News and Events

POSTDATA ERC 10th anniversary workshop at LINHD (15th-17th March)

March 22nd, 2017|0 Comments

Dear followers, Last week, the first international workshop of the ERC POSTDATA project "Building a common model for semantic interoperability in the digital poetry ecosystems", was held at UNED to mark the tenth anniversary [...]

Tomorrow National Library of Spain will organize the event: Digital Humanities Projects at the BNE

March 13th, 2017|0 Comments

Tomorrow, March 14 the National Library of Spain (Biblioteca Nacional de España) will organize the event Digital Humanities Projects at the BNE (Proyectos de humanidades digitales en la BNE). This is the first event where BNE [...]

Conference “Filologías Digitales hoy.
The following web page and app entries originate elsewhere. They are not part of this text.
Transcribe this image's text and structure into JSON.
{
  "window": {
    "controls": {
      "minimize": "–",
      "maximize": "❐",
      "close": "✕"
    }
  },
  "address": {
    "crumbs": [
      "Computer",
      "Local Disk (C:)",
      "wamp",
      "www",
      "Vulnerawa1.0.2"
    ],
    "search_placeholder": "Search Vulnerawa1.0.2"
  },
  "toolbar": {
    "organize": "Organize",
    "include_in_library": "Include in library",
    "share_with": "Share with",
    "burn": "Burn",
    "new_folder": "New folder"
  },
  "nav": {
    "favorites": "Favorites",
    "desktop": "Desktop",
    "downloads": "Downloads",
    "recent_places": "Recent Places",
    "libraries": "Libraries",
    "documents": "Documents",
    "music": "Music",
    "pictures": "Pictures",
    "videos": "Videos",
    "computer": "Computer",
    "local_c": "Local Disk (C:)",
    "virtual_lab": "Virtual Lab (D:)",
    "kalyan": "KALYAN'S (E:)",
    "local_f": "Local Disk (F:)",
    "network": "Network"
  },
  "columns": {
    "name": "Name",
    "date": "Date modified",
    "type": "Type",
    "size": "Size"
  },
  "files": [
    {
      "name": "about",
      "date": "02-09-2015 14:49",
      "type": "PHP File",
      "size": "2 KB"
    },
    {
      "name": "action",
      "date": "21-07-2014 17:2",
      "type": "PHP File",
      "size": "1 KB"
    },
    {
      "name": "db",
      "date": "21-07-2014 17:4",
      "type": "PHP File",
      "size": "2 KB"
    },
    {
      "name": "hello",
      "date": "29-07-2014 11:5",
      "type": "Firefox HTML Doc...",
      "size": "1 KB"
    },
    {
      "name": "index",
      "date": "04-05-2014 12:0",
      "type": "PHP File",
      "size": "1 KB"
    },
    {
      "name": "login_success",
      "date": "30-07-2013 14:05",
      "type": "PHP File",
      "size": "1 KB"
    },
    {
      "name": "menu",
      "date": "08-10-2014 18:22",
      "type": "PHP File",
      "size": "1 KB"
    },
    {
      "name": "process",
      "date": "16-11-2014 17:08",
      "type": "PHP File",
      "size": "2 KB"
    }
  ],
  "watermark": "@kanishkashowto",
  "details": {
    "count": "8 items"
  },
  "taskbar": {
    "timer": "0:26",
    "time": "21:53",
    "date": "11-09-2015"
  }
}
Teoría y práctica para la docencia y la investigación”, Caceres

February 15th, 2017|0 Comments

Dr. Elena González Blanco García the PI of POSTDATA project has participated as invited speaker at the Conference “Filologías Digitales hoy. Teoría y práctica para la docencia y la investigación” organized by the Vice-Rectorate of [...]

The case of POETRY is especially significant, as every country, group and literary genre has followed an independent and idiosyncratic evolution path. As a result, online access to poetry collections is highly fragmented. The addition of a “semantic” layer of data to existing different databases and digital resources devoted to poetry will boost interoperability among them and will let scholars develop innovative comparative studies, which were not possible to carry out before.